Do You Know the Final Pay Requirements in California?
Posted on September 9, 2016
We often hear stories about managers who come to their HR or Payroll Departments and say: “Susie resigned, but don’t give her a final paycheck because she still has a company credit card and cell phone and I don’t want to pay her until she returns those items.”
Is this legal? Nope. Employers should be aware that final pay is sacred in California and may not be withheld under most circumstances. Here are some rules of thumb to remember:
Timing of Final Wage Payments:
- An employee who gives at least 72 hours’ prior notice of his or her intention to quit, must be paid all of his or her wages, including accrued vacation or paid time off, on their last day of employment.
- An employee who quits without giving 72 hours’ prior notice must be paid all of his or her wages, including accrued vacation or paid time off, within 72 hours of quitting. The 72 hours includes weekend days. An employee who quits without giving 72-hours prior notice may request that his or her final wage payment be mailed to a designated address. The date of mailing will be considered the date of payment for purposes of the requirement to provide payment within 72 hours of the notice of quitting.
- An employee who is terminated or laid off must be paid all of his or her earned and unpaid wages, including accrued vacation or paid time off, immediately at the time of termination.
- If the employer does not meet the final pay time frame, former employers must pay penalties equal to the equivalent to the employee’s daily wage, for every day the employer has not paid the final wages up to a maximum of 30 days.

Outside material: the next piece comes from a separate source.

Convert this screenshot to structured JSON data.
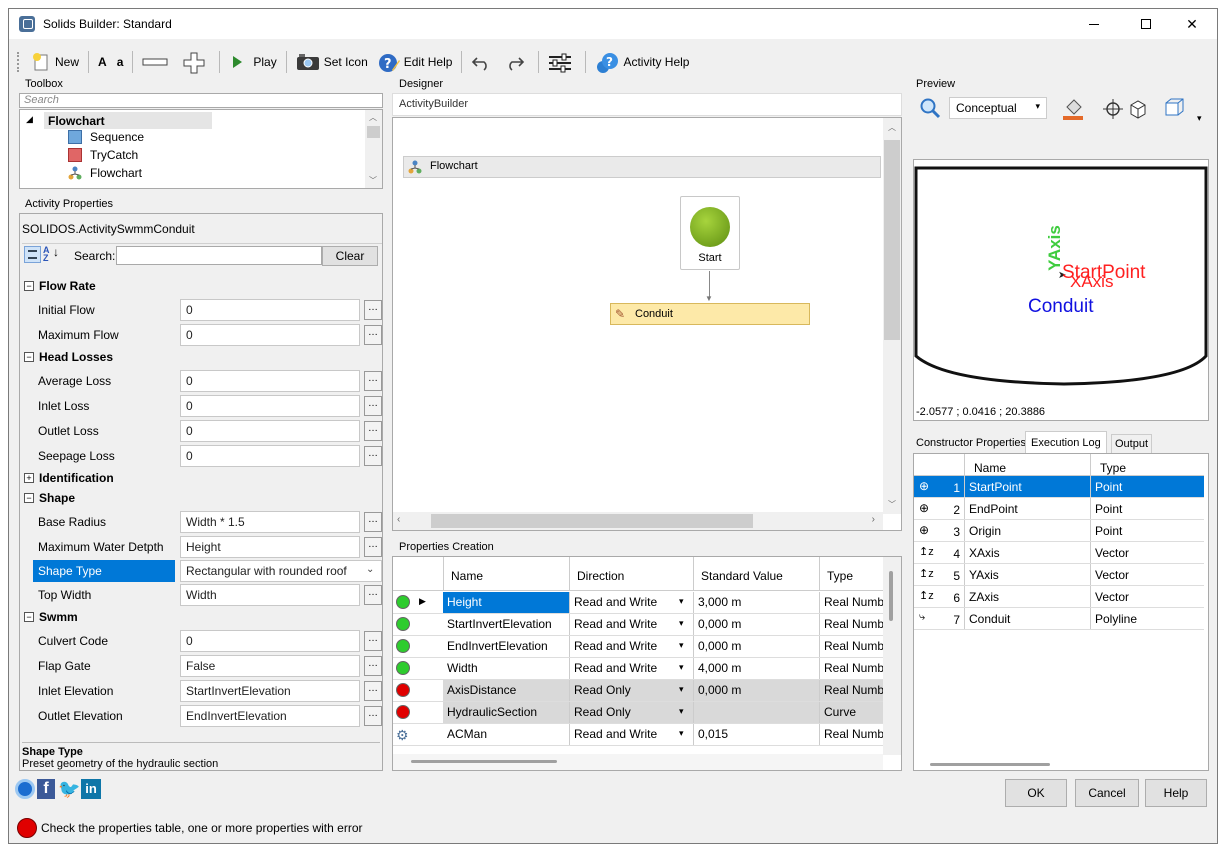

- An employee will not be awarded waiting time penalties if he or she avoids or refuses to receive payment of the wages due.
What final wages must be Paid?
- All wages, accrued vacation or paid time off, any commissions that are due.
Place of Final Wage Payments:
- The place of the final wage payment for employees who are terminated (or laid off) is the place of termination. The place of final wage payment for employees who quit without giving 72 hours prior notice and who do not request that their final wages be mailed to them at a designated address, is at the office of the employer within the county in which the work was performed.
- Direct deposits of wages to an employee’s bank that were previously authorized by the employee are immediately terminated when an employee quits or is discharged, and the payment of wages upon termination of employment. Employees may voluntarily authorize to receive their final pay as a direct deposit as long as the employer complies with the timing rules listed above.
Employee Wage Disputes:
- If a good faith dispute exists concerning the amount of the wages due, no waiting time penalties would be imposed. A “good faith dispute” that any wages are due occurs when an employer presents a defense, based in law or fact which, if successful, would preclude any recovery on the part of the employee.
- Even if there is a dispute, the employer must pay, without requiring a release, whatever wages are due and not in dispute. If the employer fails to pay what is undisputed, the “good faith” defense will be defeated whatever the outcome of the disputed wages.
We often hear of situations where the Payroll Department is scrambling because an employee resigned a week ago and stopped working, but the manager never notified HR or Payroll of the resignation.
In this case, unfortunately, the safest route for the employer is to pay all final wages, accrued vacation or paid time off and waiting period penalties through the date that the final wages are paid. This does result in paying the employee an extra week post the last day they worked, however, if the employee files a complaint with the DLSE, they would be rewarded that pay by the agency.
Failure to pay employees correctly and timely when they are leaving the company can be costly. Employers should ensure that their procedures are compliant with the state law and their managers understand the requirements.
Lauren Sims is the author and a principal HR Consultant with eqHR Solutions.
Whenever you require HR or Payroll advice or help navigating the ever-changing landscape of California and Federal Employment Laws and Regulations, call us for a no obligation consultation.
eqHR Solutions is a leading human resources and payroll consulting firm, providing tactical and strategic human resources employment support and ADP payroll product training. Services are provided for all size businesses in Southern California and the San Francisco / Bay area.